> **What the task asks**
Restate word for word every entry that appears below, skipping its pictures.

Dataset content: Begin

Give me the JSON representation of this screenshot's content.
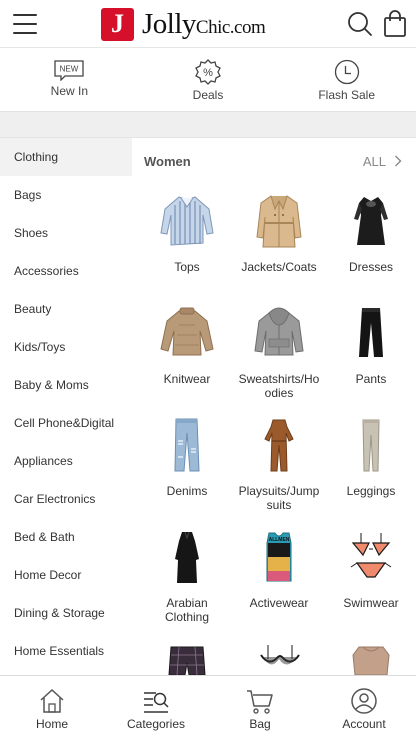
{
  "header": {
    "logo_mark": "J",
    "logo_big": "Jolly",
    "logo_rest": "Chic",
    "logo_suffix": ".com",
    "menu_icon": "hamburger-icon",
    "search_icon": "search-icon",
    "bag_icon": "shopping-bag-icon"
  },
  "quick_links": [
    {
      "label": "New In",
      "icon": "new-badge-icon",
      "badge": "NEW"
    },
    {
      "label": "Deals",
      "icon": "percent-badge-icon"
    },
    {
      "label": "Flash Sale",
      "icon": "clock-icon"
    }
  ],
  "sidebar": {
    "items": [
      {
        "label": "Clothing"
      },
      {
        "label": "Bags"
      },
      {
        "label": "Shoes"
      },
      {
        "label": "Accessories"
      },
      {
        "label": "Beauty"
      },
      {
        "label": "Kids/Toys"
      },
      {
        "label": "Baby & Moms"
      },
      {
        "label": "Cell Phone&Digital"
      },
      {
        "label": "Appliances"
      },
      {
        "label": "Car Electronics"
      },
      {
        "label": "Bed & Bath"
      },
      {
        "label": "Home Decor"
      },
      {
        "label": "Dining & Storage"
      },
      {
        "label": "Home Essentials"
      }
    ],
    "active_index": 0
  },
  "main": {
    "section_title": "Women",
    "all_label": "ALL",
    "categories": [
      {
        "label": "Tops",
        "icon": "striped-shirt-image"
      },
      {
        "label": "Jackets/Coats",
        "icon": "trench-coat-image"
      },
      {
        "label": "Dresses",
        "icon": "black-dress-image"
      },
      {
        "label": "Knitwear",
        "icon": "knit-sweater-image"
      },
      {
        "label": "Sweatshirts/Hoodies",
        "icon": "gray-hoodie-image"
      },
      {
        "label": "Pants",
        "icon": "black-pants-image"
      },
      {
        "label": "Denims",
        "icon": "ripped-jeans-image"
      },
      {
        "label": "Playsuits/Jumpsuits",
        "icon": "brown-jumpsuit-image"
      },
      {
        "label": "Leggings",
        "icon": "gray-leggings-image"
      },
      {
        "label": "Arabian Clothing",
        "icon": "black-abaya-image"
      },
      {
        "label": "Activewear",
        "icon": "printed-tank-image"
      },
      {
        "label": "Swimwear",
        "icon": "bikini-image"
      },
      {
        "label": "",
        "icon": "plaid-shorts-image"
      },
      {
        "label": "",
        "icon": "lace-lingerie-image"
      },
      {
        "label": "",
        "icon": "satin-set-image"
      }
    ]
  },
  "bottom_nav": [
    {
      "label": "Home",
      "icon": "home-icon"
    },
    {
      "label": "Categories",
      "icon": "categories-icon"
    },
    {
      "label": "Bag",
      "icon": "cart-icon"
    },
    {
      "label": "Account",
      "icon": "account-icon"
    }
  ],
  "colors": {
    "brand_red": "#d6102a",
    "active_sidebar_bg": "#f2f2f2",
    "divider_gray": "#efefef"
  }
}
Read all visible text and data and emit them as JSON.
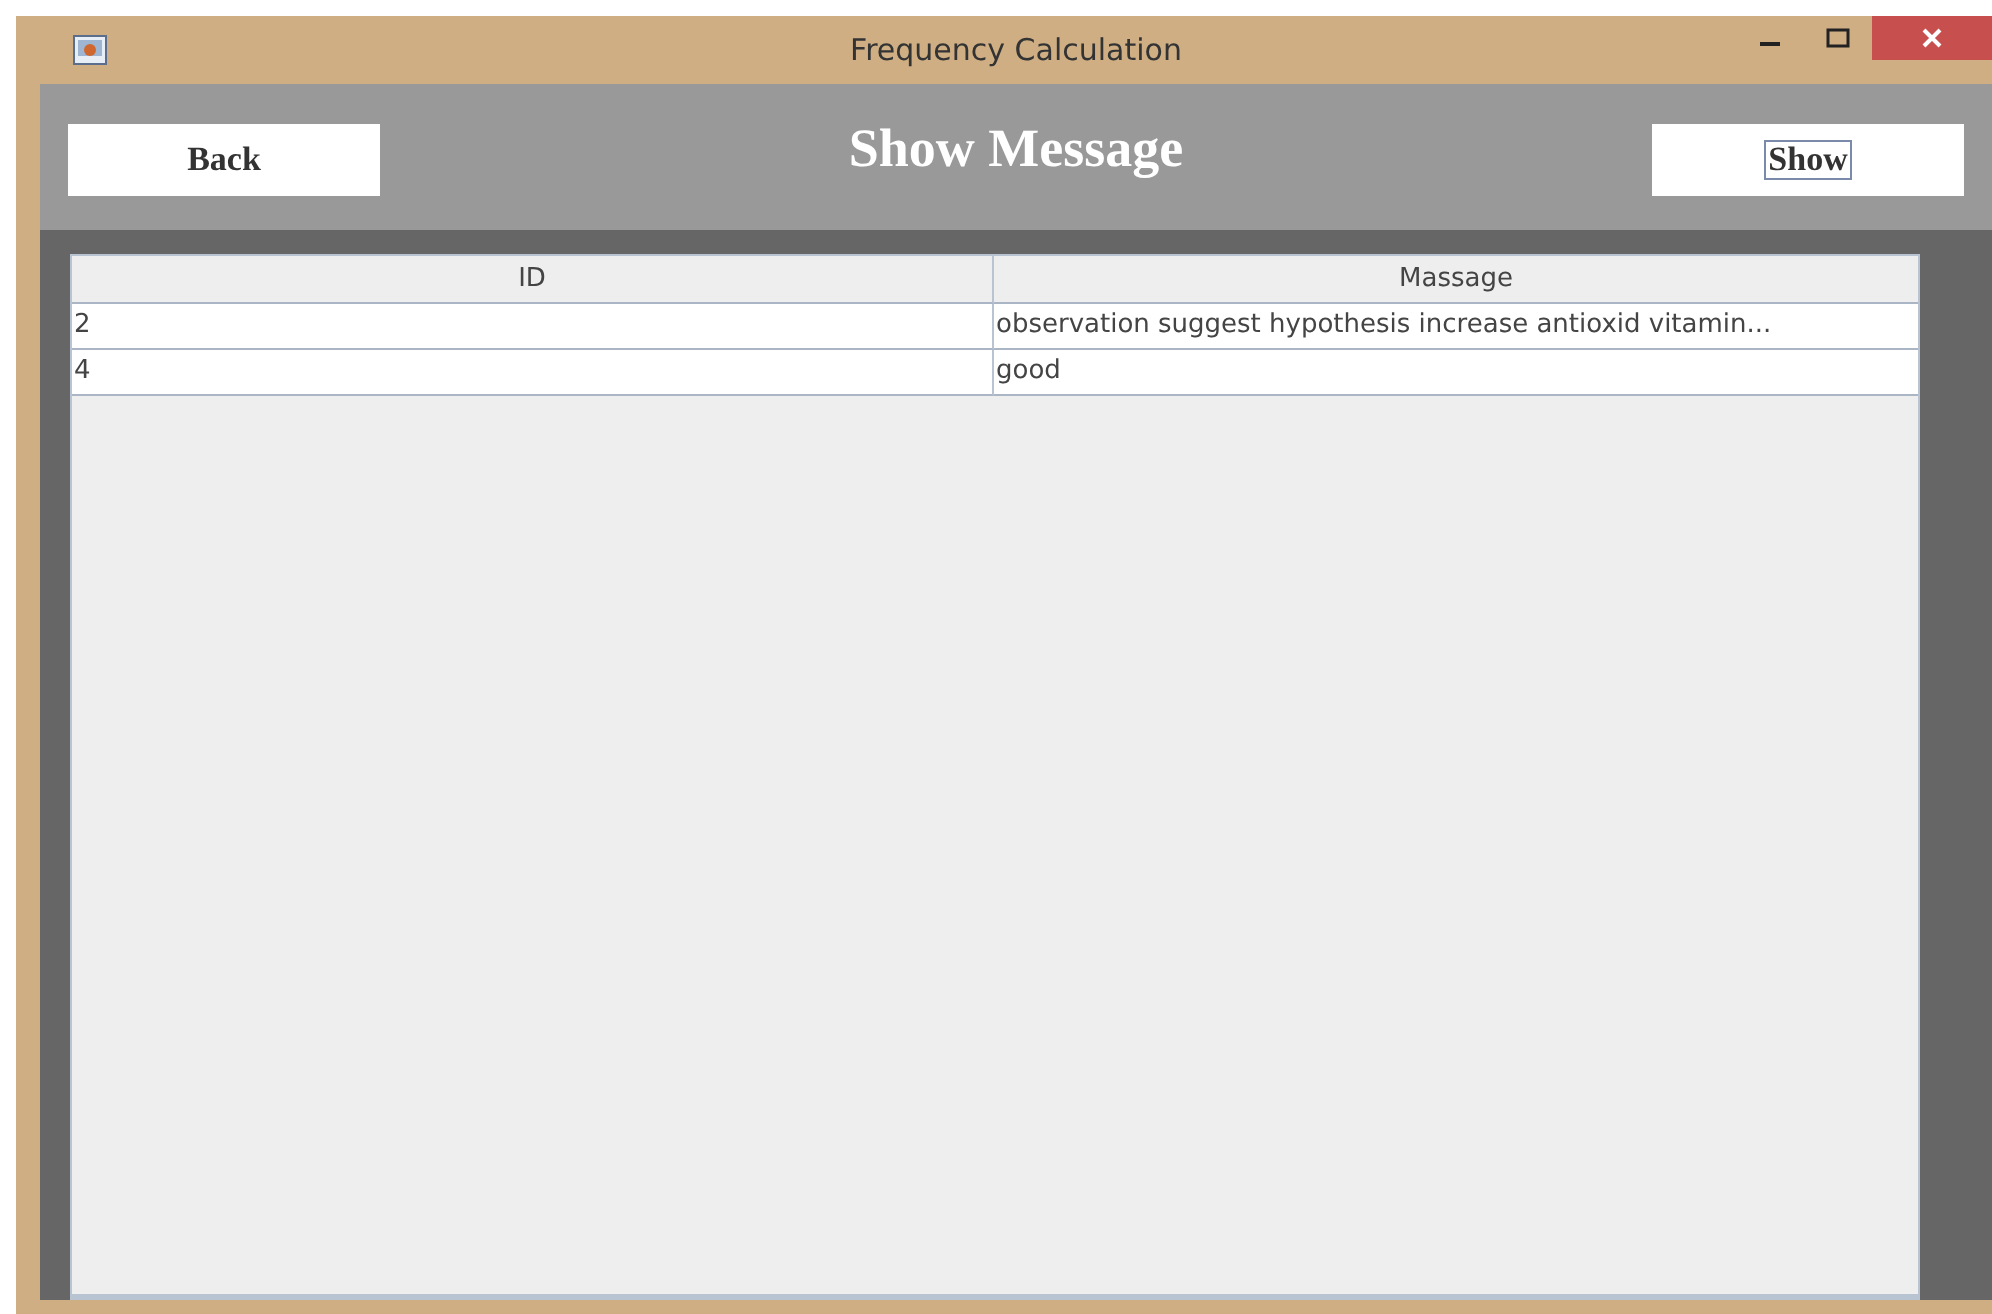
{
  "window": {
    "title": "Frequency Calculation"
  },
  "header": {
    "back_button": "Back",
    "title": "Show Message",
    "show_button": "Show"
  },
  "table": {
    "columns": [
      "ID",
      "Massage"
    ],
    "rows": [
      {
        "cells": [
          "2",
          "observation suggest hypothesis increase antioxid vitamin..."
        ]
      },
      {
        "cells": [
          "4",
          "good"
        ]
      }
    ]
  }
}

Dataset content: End

> **Written answer**
Give me the JSON representation of this screenshot's content.
{
  "header": {
    "logo_mark": "J",
    "logo_big": "Jolly",
    "logo_rest": "Chic",
    "logo_suffix": ".com",
    "menu_icon": "hamburger-icon",
    "search_icon": "search-icon",
    "bag_icon": "shopping-bag-icon"
  },
  "quick_links": [
    {
      "label": "New In",
      "icon": "new-badge-icon",
      "badge": "NEW"
    },
    {
      "label": "Deals",
      "icon": "percent-badge-icon"
    },
    {
      "label": "Flash Sale",
      "icon": "clock-icon"
    }
  ],
  "sidebar": {
    "items": [
      {
        "label": "Clothing"
      },
      {
        "label": "Bags"
      },
      {
        "label": "Shoes"
      },
      {
        "label": "Accessories"
      },
      {
        "label": "Beauty"
      },
      {
        "label": "Kids/Toys"
      },
      {
        "label": "Baby & Moms"
      },
      {
        "label": "Cell Phone&Digital"
      },
      {
        "label": "Appliances"
      },
      {
        "label": "Car Electronics"
      },
      {
        "label": "Bed & Bath"
      },
      {
        "label": "Home Decor"
      },
      {
        "label": "Dining & Storage"
      },
      {
        "label": "Home Essentials"
      }
    ],
    "active_index": 0
  },
  "main": {
    "section_title": "Women",
    "all_label": "ALL",
    "categories": [
      {
        "label": "Tops",
        "icon": "striped-shirt-image"
      },
      {
        "label": "Jackets/Coats",
        "icon": "trench-coat-image"
      },
      {
        "label": "Dresses",
        "icon": "black-dress-image"
      },
      {
        "label": "Knitwear",
        "icon": "knit-sweater-image"
      },
      {
        "label": "Sweatshirts/Hoodies",
        "icon": "gray-hoodie-image"
      },
      {
        "label": "Pants",
        "icon": "black-pants-image"
      },
      {
        "label": "Denims",
        "icon": "ripped-jeans-image"
      },
      {
        "label": "Playsuits/Jumpsuits",
        "icon": "brown-jumpsuit-image"
      },
      {
        "label": "Leggings",
        "icon": "gray-leggings-image"
      },
      {
        "label": "Arabian Clothing",
        "icon": "black-abaya-image"
      },
      {
        "label": "Activewear",
        "icon": "printed-tank-image"
      },
      {
        "label": "Swimwear",
        "icon": "bikini-image"
      },
      {
        "label": "",
        "icon": "plaid-shorts-image"
      },
      {
        "label": "",
        "icon": "lace-lingerie-image"
      },
      {
        "label": "",
        "icon": "satin-set-image"
      }
    ]
  },
  "bottom_nav": [
    {
      "label": "Home",
      "icon": "home-icon"
    },
    {
      "label": "Categories",
      "icon": "categories-icon"
    },
    {
      "label": "Bag",
      "icon": "cart-icon"
    },
    {
      "label": "Account",
      "icon": "account-icon"
    }
  ],
  "colors": {
    "brand_red": "#d6102a",
    "active_sidebar_bg": "#f2f2f2",
    "divider_gray": "#efefef"
  }
}
Read all visible text and data and emit them as JSON.
{
  "window": {
    "title": "Frequency Calculation"
  },
  "header": {
    "back_button": "Back",
    "title": "Show Message",
    "show_button": "Show"
  },
  "table": {
    "columns": [
      "ID",
      "Massage"
    ],
    "rows": [
      {
        "cells": [
          "2",
          "observation suggest hypothesis increase antioxid vitamin..."
        ]
      },
      {
        "cells": [
          "4",
          "good"
        ]
      }
    ]
  }
}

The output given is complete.